Work instructions:
Return a copy of each line in the listing that includes the word "DESKTOP".

Start of The records

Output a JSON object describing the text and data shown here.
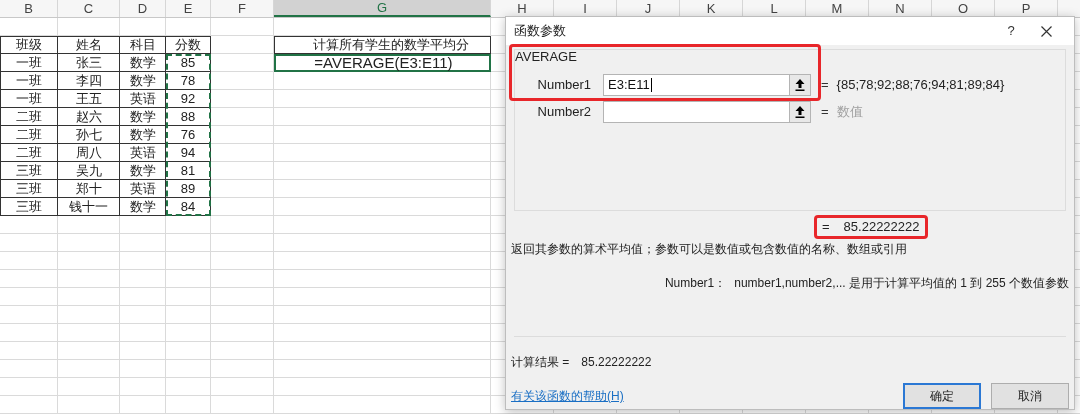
{
  "sheet": {
    "columns": [
      {
        "label": "B",
        "selected": false
      },
      {
        "label": "C",
        "selected": false
      },
      {
        "label": "D",
        "selected": false
      },
      {
        "label": "E",
        "selected": false
      },
      {
        "label": "F",
        "selected": false
      },
      {
        "label": "G",
        "selected": true
      },
      {
        "label": "H",
        "selected": false
      },
      {
        "label": "I",
        "selected": false
      },
      {
        "label": "J",
        "selected": false
      },
      {
        "label": "K",
        "selected": false
      },
      {
        "label": "L",
        "selected": false
      },
      {
        "label": "M",
        "selected": false
      },
      {
        "label": "N",
        "selected": false
      },
      {
        "label": "O",
        "selected": false
      },
      {
        "label": "P",
        "selected": false
      }
    ],
    "table": {
      "header": [
        "班级",
        "姓名",
        "科目",
        "分数"
      ],
      "rows": [
        {
          "cells": [
            "一班",
            "张三",
            "数学",
            "85"
          ]
        },
        {
          "cells": [
            "一班",
            "李四",
            "数学",
            "78"
          ]
        },
        {
          "cells": [
            "一班",
            "王五",
            "英语",
            "92"
          ]
        },
        {
          "cells": [
            "二班",
            "赵六",
            "数学",
            "88"
          ]
        },
        {
          "cells": [
            "二班",
            "孙七",
            "数学",
            "76"
          ]
        },
        {
          "cells": [
            "二班",
            "周八",
            "英语",
            "94"
          ]
        },
        {
          "cells": [
            "三班",
            "吴九",
            "数学",
            "81"
          ]
        },
        {
          "cells": [
            "三班",
            "郑十",
            "英语",
            "89"
          ]
        },
        {
          "cells": [
            "三班",
            "钱十一",
            "数学",
            "84"
          ]
        }
      ],
      "score_range_marked": true
    },
    "note": "计算所有学生的数学平均分",
    "formula_cell": {
      "value": "=AVERAGE(E3:E11)",
      "selected": true
    }
  },
  "dialog": {
    "title": "函数参数",
    "help": "?",
    "function_name": "AVERAGE",
    "args": [
      {
        "label": "Number1",
        "value": "E3:E11",
        "equals": "=",
        "result": "{85;78;92;88;76;94;81;89;84}",
        "kind": "value",
        "highlighted": true
      },
      {
        "label": "Number2",
        "equals": "=",
        "result": "数值",
        "kind": "hint",
        "highlighted": false
      }
    ],
    "formula_result": {
      "equals": "=",
      "value": "85.22222222",
      "highlighted": true
    },
    "description": "返回其参数的算术平均值；参数可以是数值或包含数值的名称、数组或引用",
    "arg_help": {
      "label": "Number1：",
      "text": "number1,number2,... 是用于计算平均值的 1 到 255 个数值参数"
    },
    "calc_result": {
      "label": "计算结果 =",
      "value": "85.22222222"
    },
    "help_link": "有关该函数的帮助(H)",
    "buttons": [
      {
        "label": "确定",
        "default": true
      },
      {
        "label": "取消",
        "default": false
      }
    ]
  }
}
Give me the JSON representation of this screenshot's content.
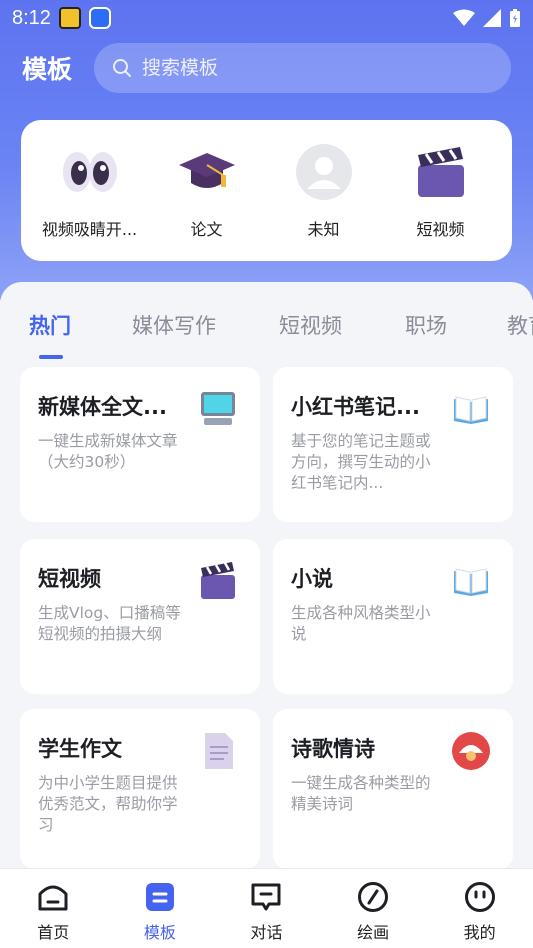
{
  "status_bar": {
    "time": "8:12"
  },
  "header": {
    "title": "模板"
  },
  "search": {
    "placeholder": "搜索模板"
  },
  "categories": [
    {
      "label": "视频吸睛开...",
      "icon": "eyes-icon"
    },
    {
      "label": "论文",
      "icon": "graduation-cap-icon"
    },
    {
      "label": "未知",
      "icon": "avatar-placeholder-icon"
    },
    {
      "label": "短视频",
      "icon": "clapperboard-icon"
    }
  ],
  "tabs": [
    {
      "label": "热门",
      "active": true
    },
    {
      "label": "媒体写作"
    },
    {
      "label": "短视频"
    },
    {
      "label": "职场"
    },
    {
      "label": "教育"
    }
  ],
  "templates": [
    {
      "title": "新媒体全文...",
      "desc": "一键生成新媒体文章（大约30秒）",
      "icon": "computer-icon"
    },
    {
      "title": "小红书笔记...",
      "desc": "基于您的笔记主题或方向，撰写生动的小红书笔记内...",
      "icon": "open-book-icon"
    },
    {
      "title": "短视频",
      "desc": "生成Vlog、口播稿等短视频的拍摄大纲",
      "icon": "clapperboard-icon"
    },
    {
      "title": "小说",
      "desc": "生成各种风格类型小说",
      "icon": "open-book-icon"
    },
    {
      "title": "学生作文",
      "desc": "为中小学生题目提供优秀范文，帮助你学习",
      "icon": "document-icon"
    },
    {
      "title": "诗歌情诗",
      "desc": "一键生成各种类型的精美诗词",
      "icon": "poetry-fan-icon"
    }
  ],
  "bottom_nav": [
    {
      "label": "首页",
      "icon": "home-icon"
    },
    {
      "label": "模板",
      "icon": "template-icon",
      "active": true
    },
    {
      "label": "对话",
      "icon": "chat-icon"
    },
    {
      "label": "绘画",
      "icon": "paint-icon"
    },
    {
      "label": "我的",
      "icon": "profile-icon"
    }
  ],
  "colors": {
    "accent": "#4463ee",
    "hero": "#6a84f4",
    "background": "#f4f5f9"
  }
}
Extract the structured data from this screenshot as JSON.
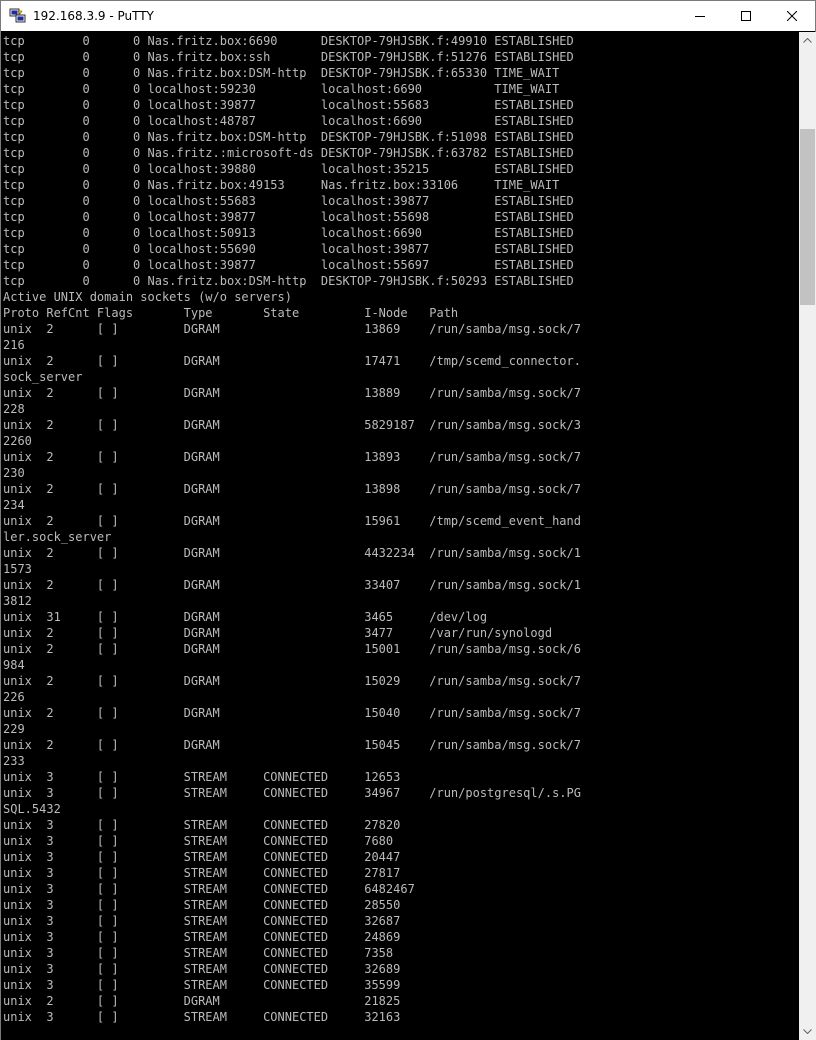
{
  "window": {
    "title": "192.168.3.9 - PuTTY"
  },
  "icons": {
    "app": "putty-icon",
    "minimize": "minimize-icon",
    "maximize": "maximize-icon",
    "close": "close-icon",
    "scroll_up": "chevron-up-icon",
    "scroll_down": "chevron-down-icon"
  },
  "colors": {
    "terminal_background": "#000000",
    "terminal_text": "#bbbbbb",
    "titlebar": "#ffffff"
  },
  "scrollbar": {
    "position_fraction": 0.1
  },
  "terminal_lines": [
    "tcp        0      0 Nas.fritz.box:6690      DESKTOP-79HJSBK.f:49910 ESTABLISHED",
    "tcp        0      0 Nas.fritz.box:ssh       DESKTOP-79HJSBK.f:51276 ESTABLISHED",
    "tcp        0      0 Nas.fritz.box:DSM-http  DESKTOP-79HJSBK.f:65330 TIME_WAIT",
    "tcp        0      0 localhost:59230         localhost:6690          TIME_WAIT",
    "tcp        0      0 localhost:39877         localhost:55683         ESTABLISHED",
    "tcp        0      0 localhost:48787         localhost:6690          ESTABLISHED",
    "tcp        0      0 Nas.fritz.box:DSM-http  DESKTOP-79HJSBK.f:51098 ESTABLISHED",
    "tcp        0      0 Nas.fritz.:microsoft-ds DESKTOP-79HJSBK.f:63782 ESTABLISHED",
    "tcp        0      0 localhost:39880         localhost:35215         ESTABLISHED",
    "tcp        0      0 Nas.fritz.box:49153     Nas.fritz.box:33106     TIME_WAIT",
    "tcp        0      0 localhost:55683         localhost:39877         ESTABLISHED",
    "tcp        0      0 localhost:39877         localhost:55698         ESTABLISHED",
    "tcp        0      0 localhost:50913         localhost:6690          ESTABLISHED",
    "tcp        0      0 localhost:55690         localhost:39877         ESTABLISHED",
    "tcp        0      0 localhost:39877         localhost:55697         ESTABLISHED",
    "tcp        0      0 Nas.fritz.box:DSM-http  DESKTOP-79HJSBK.f:50293 ESTABLISHED",
    "Active UNIX domain sockets (w/o servers)",
    "Proto RefCnt Flags       Type       State         I-Node   Path",
    "unix  2      [ ]         DGRAM                    13869    /run/samba/msg.sock/7",
    "216",
    "unix  2      [ ]         DGRAM                    17471    /tmp/scemd_connector.",
    "sock_server",
    "unix  2      [ ]         DGRAM                    13889    /run/samba/msg.sock/7",
    "228",
    "unix  2      [ ]         DGRAM                    5829187  /run/samba/msg.sock/3",
    "2260",
    "unix  2      [ ]         DGRAM                    13893    /run/samba/msg.sock/7",
    "230",
    "unix  2      [ ]         DGRAM                    13898    /run/samba/msg.sock/7",
    "234",
    "unix  2      [ ]         DGRAM                    15961    /tmp/scemd_event_hand",
    "ler.sock_server",
    "unix  2      [ ]         DGRAM                    4432234  /run/samba/msg.sock/1",
    "1573",
    "unix  2      [ ]         DGRAM                    33407    /run/samba/msg.sock/1",
    "3812",
    "unix  31     [ ]         DGRAM                    3465     /dev/log",
    "unix  2      [ ]         DGRAM                    3477     /var/run/synologd",
    "unix  2      [ ]         DGRAM                    15001    /run/samba/msg.sock/6",
    "984",
    "unix  2      [ ]         DGRAM                    15029    /run/samba/msg.sock/7",
    "226",
    "unix  2      [ ]         DGRAM                    15040    /run/samba/msg.sock/7",
    "229",
    "unix  2      [ ]         DGRAM                    15045    /run/samba/msg.sock/7",
    "233",
    "unix  3      [ ]         STREAM     CONNECTED     12653",
    "unix  3      [ ]         STREAM     CONNECTED     34967    /run/postgresql/.s.PG",
    "SQL.5432",
    "unix  3      [ ]         STREAM     CONNECTED     27820",
    "unix  3      [ ]         STREAM     CONNECTED     7680",
    "unix  3      [ ]         STREAM     CONNECTED     20447",
    "unix  3      [ ]         STREAM     CONNECTED     27817",
    "unix  3      [ ]         STREAM     CONNECTED     6482467",
    "unix  3      [ ]         STREAM     CONNECTED     28550",
    "unix  3      [ ]         STREAM     CONNECTED     32687",
    "unix  3      [ ]         STREAM     CONNECTED     24869",
    "unix  3      [ ]         STREAM     CONNECTED     7358",
    "unix  3      [ ]         STREAM     CONNECTED     32689",
    "unix  3      [ ]         STREAM     CONNECTED     35599",
    "unix  2      [ ]         DGRAM                    21825",
    "unix  3      [ ]         STREAM     CONNECTED     32163"
  ]
}
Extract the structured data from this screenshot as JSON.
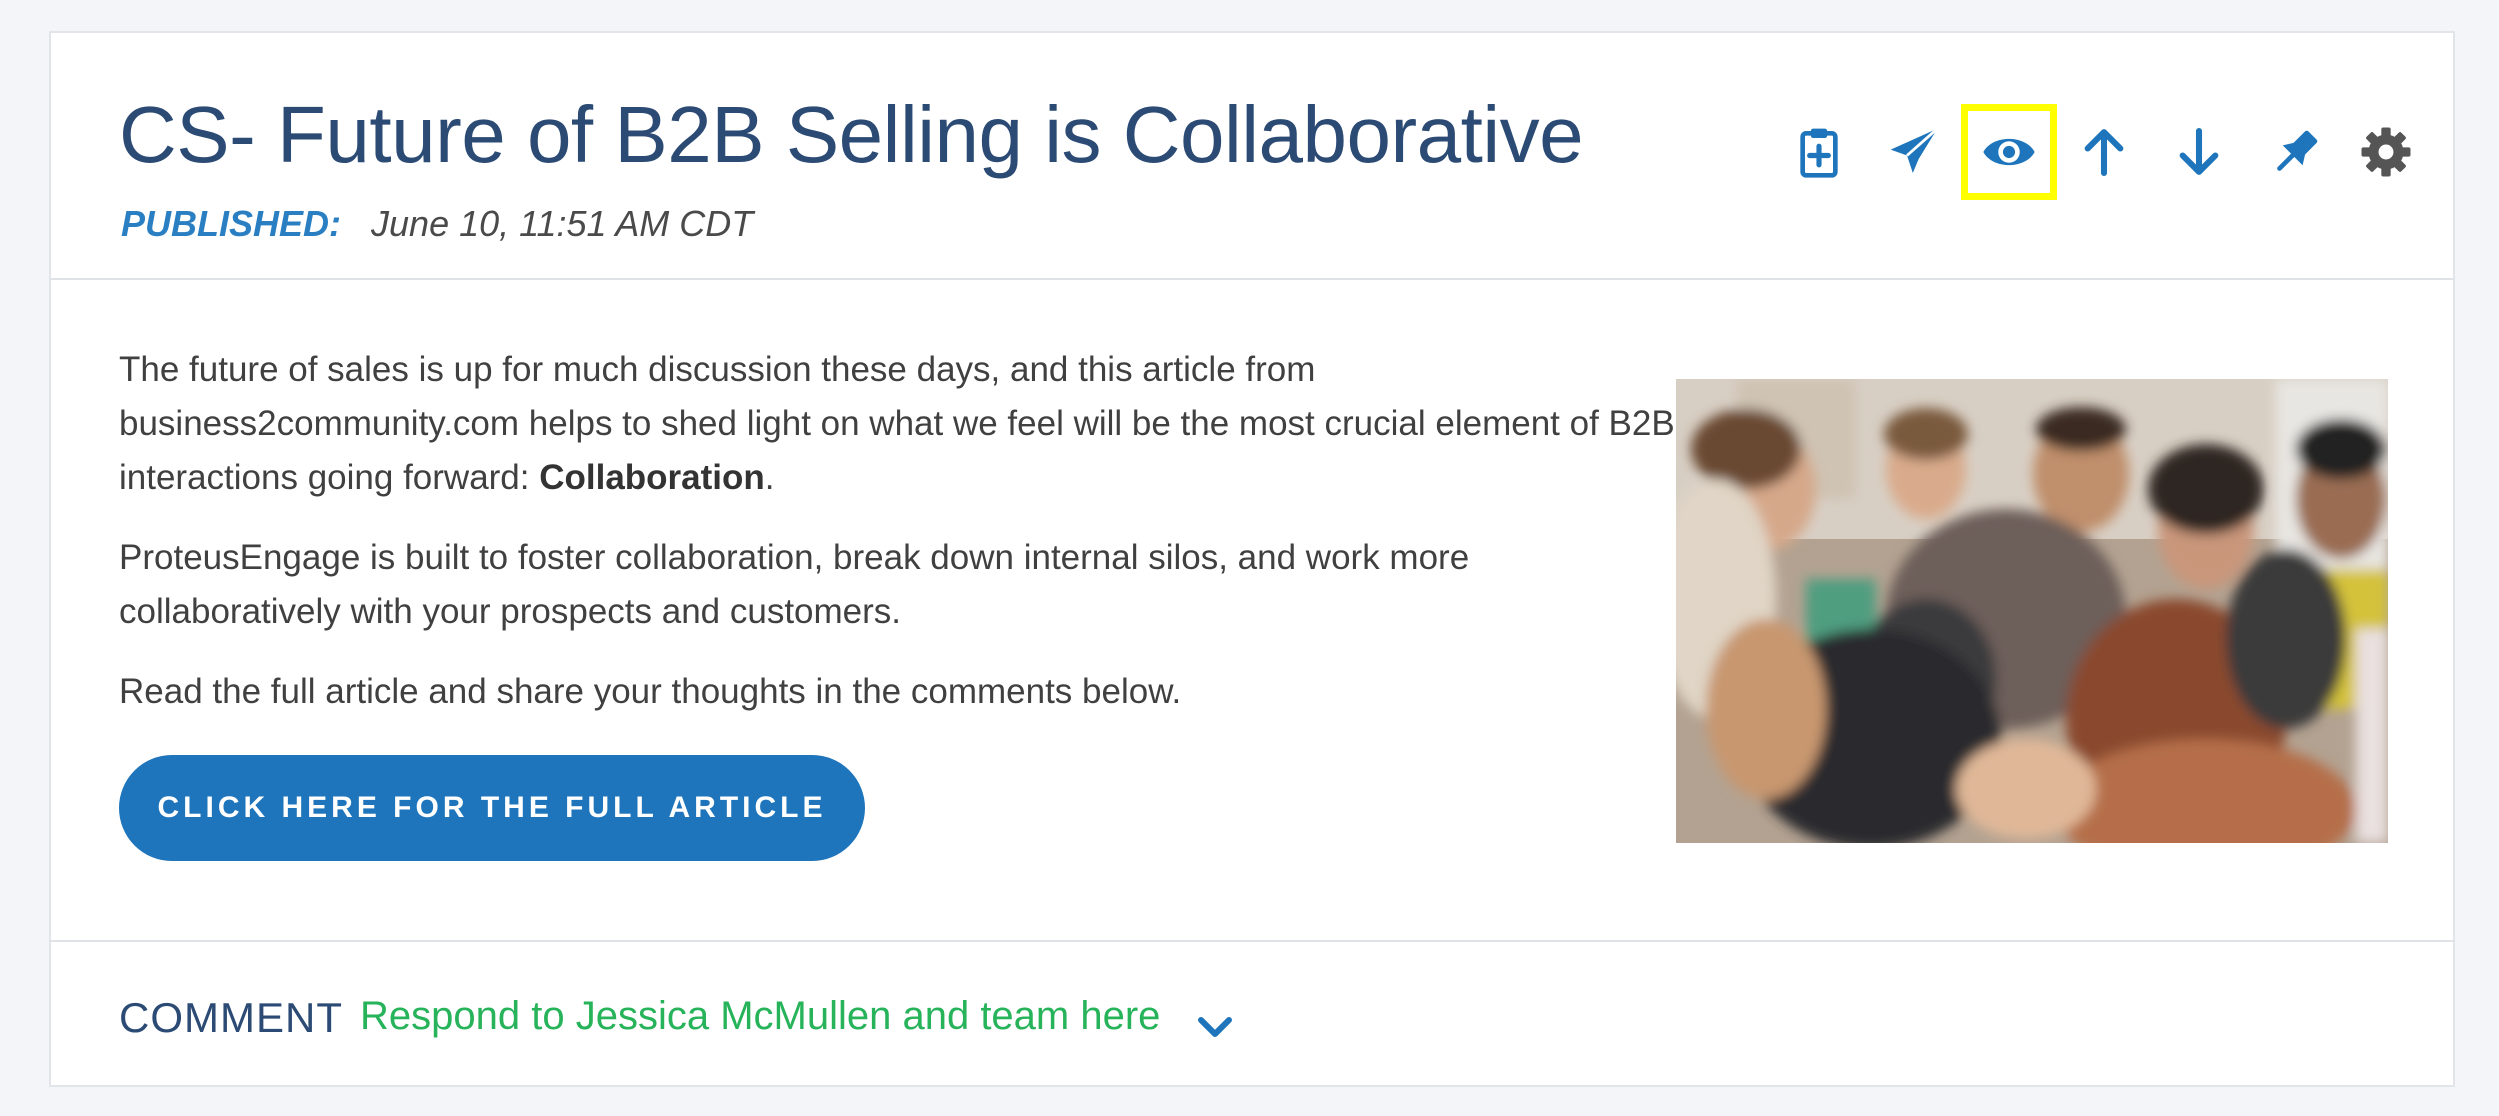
{
  "post": {
    "title": "CS- Future of B2B Selling is Collaborative",
    "published_label": "PUBLISHED:",
    "published_date": "June 10, 11:51 AM CDT"
  },
  "toolbar": {
    "icons": [
      "clipboard-add-icon",
      "paper-plane-icon",
      "eye-icon",
      "arrow-up-icon",
      "arrow-down-icon",
      "pin-icon",
      "gear-icon"
    ],
    "highlighted": "eye-icon",
    "icon_color": "#1e75bb",
    "gear_color": "#555555",
    "highlight_color": "#ffff00"
  },
  "content": {
    "para1_text": "The future of sales is up for much discussion these days, and this article from business2community.com helps to shed light on what we feel will be the most crucial element of B2B interactions going forward: ",
    "para1_bold": "Collaboration",
    "para1_end": ".",
    "para2": "ProteusEngage is built to foster collaboration, break down internal silos, and work more collaboratively with your prospects and customers.",
    "para3": "Read the full article and share your thoughts in the comments below."
  },
  "cta": {
    "label": "CLICK HERE FOR THE FULL ARTICLE",
    "color": "#1e75bb"
  },
  "comment": {
    "label": "COMMENT",
    "link": "Respond to Jessica McMullen and team here",
    "link_color": "#26b35a"
  }
}
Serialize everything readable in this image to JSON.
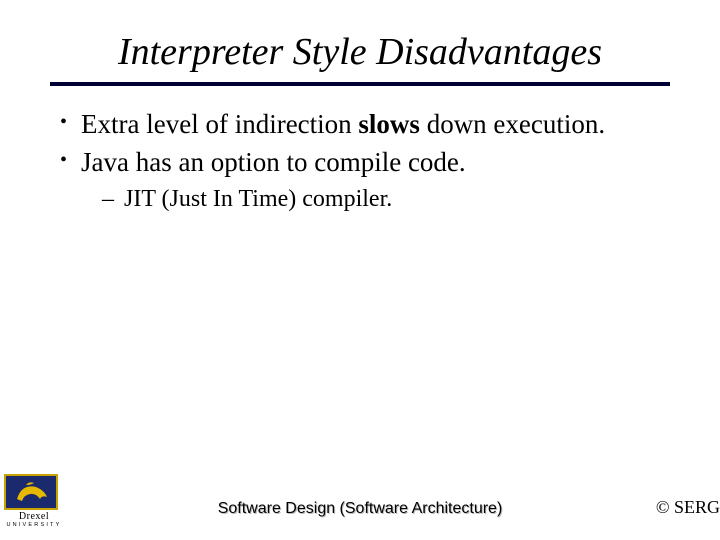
{
  "title": "Interpreter Style Disadvantages",
  "bullets": [
    {
      "prefix": "Extra level of indirection ",
      "bold": "slows",
      "suffix": " down execution."
    },
    {
      "prefix": "Java has an option to compile code.",
      "bold": "",
      "suffix": ""
    }
  ],
  "sub_bullet": "JIT (Just In Time) compiler.",
  "logo": {
    "name": "Drexel",
    "sub": "UNIVERSITY"
  },
  "footer_center": "Software Design (Software Architecture)",
  "footer_right": "© SERG"
}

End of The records

Written solution:
    "tcp        0      0 Nas.fritz.box:6690      DESKTOP-79HJSBK.f:49910 ESTABLISHED",
    "tcp        0      0 Nas.fritz.box:ssh       DESKTOP-79HJSBK.f:51276 ESTABLISHED",
    "tcp        0      0 Nas.fritz.box:DSM-http  DESKTOP-79HJSBK.f:65330 TIME_WAIT",
    "tcp        0      0 Nas.fritz.box:DSM-http  DESKTOP-79HJSBK.f:51098 ESTABLISHED",
    "tcp        0      0 Nas.fritz.:microsoft-ds DESKTOP-79HJSBK.f:63782 ESTABLISHED",
    "tcp        0      0 Nas.fritz.box:DSM-http  DESKTOP-79HJSBK.f:50293 ESTABLISHED",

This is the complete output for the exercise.